(FYI: VS 2008 on Windows 7 RTM)

share|improve this question
add comment

3 Answers

up vote 1 down vote accepted

You may also want to check out the Windows Accessibility APIs. Their used extensively within Microsoft for automating UI tests.

share|improve this answer
    
YES! This is exactly what I was looking for! –  Jay Oct 10 '09 at 2:24
add comment

Getting the handle of the process is likely the wrong handle if you are looking for a handle of the window.

Back in my VB6 days I used libraries that let you find windows by thier title, then from there you could pass messages to min/max/close/activate etc, but I havent done anything like that since moving to .Net, though I'm sure the same types of libraries exist for .Net

Response to comment:
Yes I see there is a GetMainWindowHandle property, so thats one step down. Next you need to look into windows messaging, this is where you send the "message" to do various windows actions. I dont have the messaging code handy but it is fairly straight forward once you know the codes for each message.

share|improve this answer
    
I'm not feeding the process handle to the ShowWindow() method. I can't recall exactly (not in front of my code), but I believe the process handle has a method that returns the handle of its main window, and that's what I'm using. –  Jay Oct 9 '09 at 18:29
    
Thanks! I'll look into that. –  Jay Oct 9 '09 at 19:00
add comment

If you want a more natural API to do this, you could do worse than White. It's mainly aimed at functional testing (and based on the Windows Accessibility APIs Jim mentioned), but should serve for your purposes. Have a look at this page about working with windows. You'd probably write something like:

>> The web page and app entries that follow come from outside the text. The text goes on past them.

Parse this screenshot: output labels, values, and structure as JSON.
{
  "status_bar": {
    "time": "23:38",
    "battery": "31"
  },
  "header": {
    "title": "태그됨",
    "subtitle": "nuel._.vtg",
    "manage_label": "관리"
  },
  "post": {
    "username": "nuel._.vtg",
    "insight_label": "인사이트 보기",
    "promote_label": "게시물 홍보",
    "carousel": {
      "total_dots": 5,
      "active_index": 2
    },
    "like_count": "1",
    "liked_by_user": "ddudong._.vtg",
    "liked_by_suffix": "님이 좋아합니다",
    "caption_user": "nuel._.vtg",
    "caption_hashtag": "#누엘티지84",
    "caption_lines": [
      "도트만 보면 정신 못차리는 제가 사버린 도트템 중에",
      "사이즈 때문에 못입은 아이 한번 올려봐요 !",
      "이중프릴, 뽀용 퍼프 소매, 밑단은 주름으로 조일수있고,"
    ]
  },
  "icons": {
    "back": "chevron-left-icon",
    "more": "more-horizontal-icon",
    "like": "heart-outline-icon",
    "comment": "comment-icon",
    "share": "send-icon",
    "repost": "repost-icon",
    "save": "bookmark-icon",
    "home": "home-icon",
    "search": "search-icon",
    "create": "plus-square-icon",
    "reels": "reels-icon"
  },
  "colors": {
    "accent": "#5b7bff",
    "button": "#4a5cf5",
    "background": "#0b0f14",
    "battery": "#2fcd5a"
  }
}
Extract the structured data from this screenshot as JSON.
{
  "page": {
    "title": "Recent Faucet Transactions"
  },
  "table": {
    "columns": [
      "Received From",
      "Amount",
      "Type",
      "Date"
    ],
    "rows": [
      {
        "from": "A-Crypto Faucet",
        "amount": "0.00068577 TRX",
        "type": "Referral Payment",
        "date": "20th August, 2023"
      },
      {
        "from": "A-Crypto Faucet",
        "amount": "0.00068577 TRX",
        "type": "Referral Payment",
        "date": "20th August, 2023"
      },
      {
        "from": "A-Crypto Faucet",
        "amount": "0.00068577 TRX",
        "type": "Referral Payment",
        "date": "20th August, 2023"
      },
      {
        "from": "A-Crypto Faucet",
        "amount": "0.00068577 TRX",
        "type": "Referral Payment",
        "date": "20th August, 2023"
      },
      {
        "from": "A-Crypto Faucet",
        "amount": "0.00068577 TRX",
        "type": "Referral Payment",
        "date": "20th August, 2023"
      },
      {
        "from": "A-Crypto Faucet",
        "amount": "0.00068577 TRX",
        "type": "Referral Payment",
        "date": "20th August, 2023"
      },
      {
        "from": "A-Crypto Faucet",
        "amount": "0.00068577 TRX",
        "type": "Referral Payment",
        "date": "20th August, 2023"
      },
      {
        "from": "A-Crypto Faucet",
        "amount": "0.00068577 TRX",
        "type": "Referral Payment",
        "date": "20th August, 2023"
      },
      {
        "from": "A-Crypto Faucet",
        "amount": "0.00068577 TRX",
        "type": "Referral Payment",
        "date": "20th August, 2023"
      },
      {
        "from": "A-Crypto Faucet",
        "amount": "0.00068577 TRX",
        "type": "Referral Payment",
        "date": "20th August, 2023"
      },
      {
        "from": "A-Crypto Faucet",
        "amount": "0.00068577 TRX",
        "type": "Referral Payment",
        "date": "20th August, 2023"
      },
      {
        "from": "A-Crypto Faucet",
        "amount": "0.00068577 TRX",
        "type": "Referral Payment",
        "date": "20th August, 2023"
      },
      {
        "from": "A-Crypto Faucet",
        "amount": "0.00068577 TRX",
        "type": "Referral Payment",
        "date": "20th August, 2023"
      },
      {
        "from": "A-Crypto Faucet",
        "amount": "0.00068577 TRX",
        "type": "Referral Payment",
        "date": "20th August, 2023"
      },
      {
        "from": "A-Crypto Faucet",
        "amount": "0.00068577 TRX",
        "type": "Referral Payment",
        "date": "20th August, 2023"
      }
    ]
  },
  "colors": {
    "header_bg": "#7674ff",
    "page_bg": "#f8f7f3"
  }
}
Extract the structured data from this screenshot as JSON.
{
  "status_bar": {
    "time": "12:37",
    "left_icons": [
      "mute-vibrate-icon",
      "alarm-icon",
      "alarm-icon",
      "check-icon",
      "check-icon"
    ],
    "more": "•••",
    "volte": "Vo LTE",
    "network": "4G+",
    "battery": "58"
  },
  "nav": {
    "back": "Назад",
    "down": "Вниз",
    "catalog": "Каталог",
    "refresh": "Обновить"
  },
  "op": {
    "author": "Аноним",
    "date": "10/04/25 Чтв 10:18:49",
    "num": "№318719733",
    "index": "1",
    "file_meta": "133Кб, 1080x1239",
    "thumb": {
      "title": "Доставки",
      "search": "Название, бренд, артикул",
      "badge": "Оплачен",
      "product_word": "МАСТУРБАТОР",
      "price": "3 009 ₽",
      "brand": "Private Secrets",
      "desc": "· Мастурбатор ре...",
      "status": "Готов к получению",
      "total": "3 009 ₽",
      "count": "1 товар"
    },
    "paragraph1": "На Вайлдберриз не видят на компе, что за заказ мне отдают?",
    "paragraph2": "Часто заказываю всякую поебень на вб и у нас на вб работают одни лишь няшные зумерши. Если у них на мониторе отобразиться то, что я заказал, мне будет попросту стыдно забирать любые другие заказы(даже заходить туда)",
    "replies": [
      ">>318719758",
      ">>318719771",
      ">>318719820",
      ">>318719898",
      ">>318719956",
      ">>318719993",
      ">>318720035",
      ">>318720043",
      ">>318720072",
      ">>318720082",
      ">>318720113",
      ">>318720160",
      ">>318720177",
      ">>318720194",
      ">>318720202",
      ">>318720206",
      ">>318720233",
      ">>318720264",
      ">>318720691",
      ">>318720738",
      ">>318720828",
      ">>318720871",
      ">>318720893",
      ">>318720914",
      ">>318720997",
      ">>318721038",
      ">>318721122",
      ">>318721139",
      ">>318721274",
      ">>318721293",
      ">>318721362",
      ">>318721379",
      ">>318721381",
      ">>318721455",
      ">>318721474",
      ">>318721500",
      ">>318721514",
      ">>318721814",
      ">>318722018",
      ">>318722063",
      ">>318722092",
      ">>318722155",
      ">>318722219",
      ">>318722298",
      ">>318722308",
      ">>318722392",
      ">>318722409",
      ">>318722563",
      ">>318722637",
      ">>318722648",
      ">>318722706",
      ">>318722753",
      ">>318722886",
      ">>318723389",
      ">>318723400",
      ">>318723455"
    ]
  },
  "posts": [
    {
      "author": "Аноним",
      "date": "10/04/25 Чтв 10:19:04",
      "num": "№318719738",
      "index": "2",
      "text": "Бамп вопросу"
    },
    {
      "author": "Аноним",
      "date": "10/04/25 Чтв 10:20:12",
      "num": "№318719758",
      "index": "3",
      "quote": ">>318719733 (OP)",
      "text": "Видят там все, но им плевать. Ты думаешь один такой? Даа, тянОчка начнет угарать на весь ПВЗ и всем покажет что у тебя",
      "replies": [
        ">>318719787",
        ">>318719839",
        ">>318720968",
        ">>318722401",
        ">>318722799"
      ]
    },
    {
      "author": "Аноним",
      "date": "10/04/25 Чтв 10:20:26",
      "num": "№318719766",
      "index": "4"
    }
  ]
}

var application = Application.Attach(processID);
var window = application.GetWindow(windowName);
window.DisplayState = DisplayState.Minimized;
share|improve this answer
add comment

Your Answer

 
discard

By posting your answer, you agree to the privacy policy and terms of service.

Not the answer you're looking for? Browse other questions tagged or ask your own question.